I don’t know Joey Nebeker. Never spoke to him. Short of glancing at the Boise State basketball media guide from last season, I wouldn’t have a clue what he looks like. He might as well be Joey Logano without the racecar.
But this much is true: He received a raw deal.
He isn’t the first. He won’t be the last.
Doesn’t make it right.
Nebeker was a redshirt freshman forward for the Broncos who played in 10 games and averaged just 2.8 minutes.
By those numbers, he barely reached reserve status.
But he was an Idaho kid from the small town of Melba who when signing with the Broncos dreamed of leading the program to great heights. His state. His program.
Then his coach, Leon Rice, called him in for a chat a few weeks ago.
“He informed me that he’s going to cut me because he doesn’t think I’m good enough to play at this level,” Nebeker told the Idaho Press-Tribune. “Basically, that’s the reason he gave me. I was shocked. ... We had meetings, and we talked about expectations, and (Rice) said I could be a leader on the team. To me, that spoke that I would be here next year. Being cut never crossed my mind.”
The above story isn’t meant to be an indictment solely of Boise State, not when such a practice is performed annually at campuses across the country and in far more sports than just basketball.
Recruiting over an athlete by cutting him to open up scholarships for more talented players is as much part of college athletics as the massive egos of its coaches.
It’s a practice as old as Nick Saban’s constipated scowl.
But for all the negative arrows slung at the NCAA recently, most warranted to hit president Mark Emmert’s office straight in the heart for its dubious actions, a piece of legislation adopted in 2011 has gone primarily unnoticed due to the refusal of most programs to support it or even make recruits aware of it.
To suggest schools have been slow to offer multiyear athletic scholarships is to suggest a few folks might be interested in where Johnny Manziel falls in tonight’s NFL Draft.
There has existed for some time now an ability for universities to guarantee an athlete’s education beyond one year, assuming the young person remains academically eligible and doesn’t violate NCAA or school rules and doesn’t break the law and doesn’t in any way become a real creep.
That’s right. Those at Division I schools can offer four-year grants.
Most, however, have chosen to remain with the old guard of offering one-year scholarships that are renewable on an annual basis. UNLV falls into this camp. Most do.

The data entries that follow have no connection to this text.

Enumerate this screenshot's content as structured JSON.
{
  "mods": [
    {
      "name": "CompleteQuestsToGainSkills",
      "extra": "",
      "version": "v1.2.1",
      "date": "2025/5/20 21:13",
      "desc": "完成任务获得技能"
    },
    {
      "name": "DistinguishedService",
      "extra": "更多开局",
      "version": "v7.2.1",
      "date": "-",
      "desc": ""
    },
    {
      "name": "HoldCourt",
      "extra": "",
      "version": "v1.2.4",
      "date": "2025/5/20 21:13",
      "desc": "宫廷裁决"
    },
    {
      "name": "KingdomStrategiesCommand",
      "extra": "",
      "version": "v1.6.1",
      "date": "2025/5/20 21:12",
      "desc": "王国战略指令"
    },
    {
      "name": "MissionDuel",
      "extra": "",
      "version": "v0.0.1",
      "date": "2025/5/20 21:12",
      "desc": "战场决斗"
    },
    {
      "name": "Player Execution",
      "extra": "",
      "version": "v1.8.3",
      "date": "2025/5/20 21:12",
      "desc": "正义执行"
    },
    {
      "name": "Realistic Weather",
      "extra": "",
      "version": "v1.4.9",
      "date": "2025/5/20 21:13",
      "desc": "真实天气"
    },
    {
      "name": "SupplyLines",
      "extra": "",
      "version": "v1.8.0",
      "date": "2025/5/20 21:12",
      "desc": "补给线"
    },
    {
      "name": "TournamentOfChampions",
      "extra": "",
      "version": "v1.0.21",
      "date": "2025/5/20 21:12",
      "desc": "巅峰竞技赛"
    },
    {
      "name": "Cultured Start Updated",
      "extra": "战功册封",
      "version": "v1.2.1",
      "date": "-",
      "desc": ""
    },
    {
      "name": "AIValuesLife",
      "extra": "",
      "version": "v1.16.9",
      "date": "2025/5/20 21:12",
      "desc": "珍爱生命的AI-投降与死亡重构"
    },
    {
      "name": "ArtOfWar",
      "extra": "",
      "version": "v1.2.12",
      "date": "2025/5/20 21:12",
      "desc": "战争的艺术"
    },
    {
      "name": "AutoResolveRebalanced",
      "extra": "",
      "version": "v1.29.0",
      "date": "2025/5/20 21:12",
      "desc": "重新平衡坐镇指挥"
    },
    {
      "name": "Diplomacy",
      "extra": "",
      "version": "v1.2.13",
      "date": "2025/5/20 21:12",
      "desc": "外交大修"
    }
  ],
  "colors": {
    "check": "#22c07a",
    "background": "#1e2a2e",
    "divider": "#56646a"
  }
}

I understand that side of the coin. College sports is a big business with billions of dollars over the entire landscape. Careers of coaches and administrators and sometimes university presidents are decided by wins and losses. It’s a cutthroat, a dog-eat-dog existence of nothing but pit bulls and rottweilers.

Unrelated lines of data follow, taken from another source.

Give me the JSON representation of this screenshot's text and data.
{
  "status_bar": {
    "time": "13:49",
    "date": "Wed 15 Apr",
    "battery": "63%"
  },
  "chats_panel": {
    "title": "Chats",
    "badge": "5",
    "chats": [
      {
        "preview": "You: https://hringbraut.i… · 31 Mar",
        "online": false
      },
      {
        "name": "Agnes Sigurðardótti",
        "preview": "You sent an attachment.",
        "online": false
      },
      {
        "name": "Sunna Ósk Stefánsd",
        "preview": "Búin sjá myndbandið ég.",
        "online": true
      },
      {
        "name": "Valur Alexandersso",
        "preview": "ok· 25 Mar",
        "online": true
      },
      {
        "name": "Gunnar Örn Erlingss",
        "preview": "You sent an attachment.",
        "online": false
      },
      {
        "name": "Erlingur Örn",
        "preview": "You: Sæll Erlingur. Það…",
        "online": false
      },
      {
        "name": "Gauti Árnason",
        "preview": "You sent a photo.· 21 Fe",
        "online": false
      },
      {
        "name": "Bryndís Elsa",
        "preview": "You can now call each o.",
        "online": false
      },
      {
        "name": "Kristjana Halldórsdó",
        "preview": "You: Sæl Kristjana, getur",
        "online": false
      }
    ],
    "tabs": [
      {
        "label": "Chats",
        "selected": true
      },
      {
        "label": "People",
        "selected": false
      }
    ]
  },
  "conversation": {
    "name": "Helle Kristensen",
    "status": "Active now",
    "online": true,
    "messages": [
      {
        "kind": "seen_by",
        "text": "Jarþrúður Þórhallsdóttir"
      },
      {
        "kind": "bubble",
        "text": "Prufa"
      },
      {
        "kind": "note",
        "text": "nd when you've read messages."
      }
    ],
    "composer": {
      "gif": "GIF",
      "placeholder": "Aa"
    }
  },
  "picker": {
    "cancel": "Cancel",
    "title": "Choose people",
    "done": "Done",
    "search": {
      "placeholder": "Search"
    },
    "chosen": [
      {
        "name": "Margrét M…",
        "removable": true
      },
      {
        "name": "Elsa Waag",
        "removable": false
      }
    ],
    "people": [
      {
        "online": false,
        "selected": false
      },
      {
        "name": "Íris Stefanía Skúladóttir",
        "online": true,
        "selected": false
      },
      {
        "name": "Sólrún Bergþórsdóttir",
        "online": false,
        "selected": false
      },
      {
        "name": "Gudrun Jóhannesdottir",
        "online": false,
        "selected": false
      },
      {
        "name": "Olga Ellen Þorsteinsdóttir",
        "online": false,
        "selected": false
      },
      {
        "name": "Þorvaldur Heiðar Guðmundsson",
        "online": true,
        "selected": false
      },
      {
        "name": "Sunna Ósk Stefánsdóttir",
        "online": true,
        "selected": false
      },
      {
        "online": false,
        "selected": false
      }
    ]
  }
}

Also, never underestimate how much coaches enjoy power and fear anything that might decrease theirs when it comes to the particular program they run. The last thing a coach wants is for that disingenuous message they provide families with about looking after and caring for a young man or woman for the next four years (only to own the capacity to cut them after one) to be muddled with facts about an ability to offer longer deals.
But a report in the The Chronicle of Higher Education from April 2013 reached an upsetting and yet predictable conclusion, that not only are few schools offering multiyear scholarships, but the market itself rarely makes recruits and their families and high school coaches aware they exist.
Schools merely keep the legislation a secret, obviously fearful of a young athlete trying to negotiate for a multiyear scholarship during the recruiting process. It’s that part about power again.
God forbid schools actually do something that suggests they are committed to developing young men and women as more than athletes, that they are devoted to the idea of supporting a student athlete’s education for four years more than they are in having the option to cut a kid loose based on how he or she performs on a field or court.
But it’s not going to change any time soon. It would be nice for others to follow the lead of Mountain West member Fresno State, which offers four-year scholarships to all incoming athletes. Good for the Bulldogs. Good for Illinois and Purdue and Ohio State and Iowa and North Carolina State and Michigan State, all schools that have offered multiyear scholarships at a significant level since the legislation passed.
But that’s the minority. Most schools still lock the idea of offering multiyear scholarships away with the panic of perhaps missing on a specific recruit’s ability and not having the option to rid themselves of the player with the idea of signing someone bigger, faster, stronger, better.
“I feel a little cheated,” Nebeker told the Press-Tribune. “I didn’t get the opportunity I deserved and was promised.”
A story as old as Saban’s scowl.
Joey Nebeker isn’t the first. He won’t be the last.
Doesn’t make it right.
Las Vegas Review-Journal sports columnist Ed Graney can be reached at firstname.lastname@example.org or 702-383-4618. He can be heard from 11 a.m. to 2 p.m. Monday through Friday on “Gridlock,” ESPN 1100 and 98.9 FM. Follow him on Twitter: @edgraney.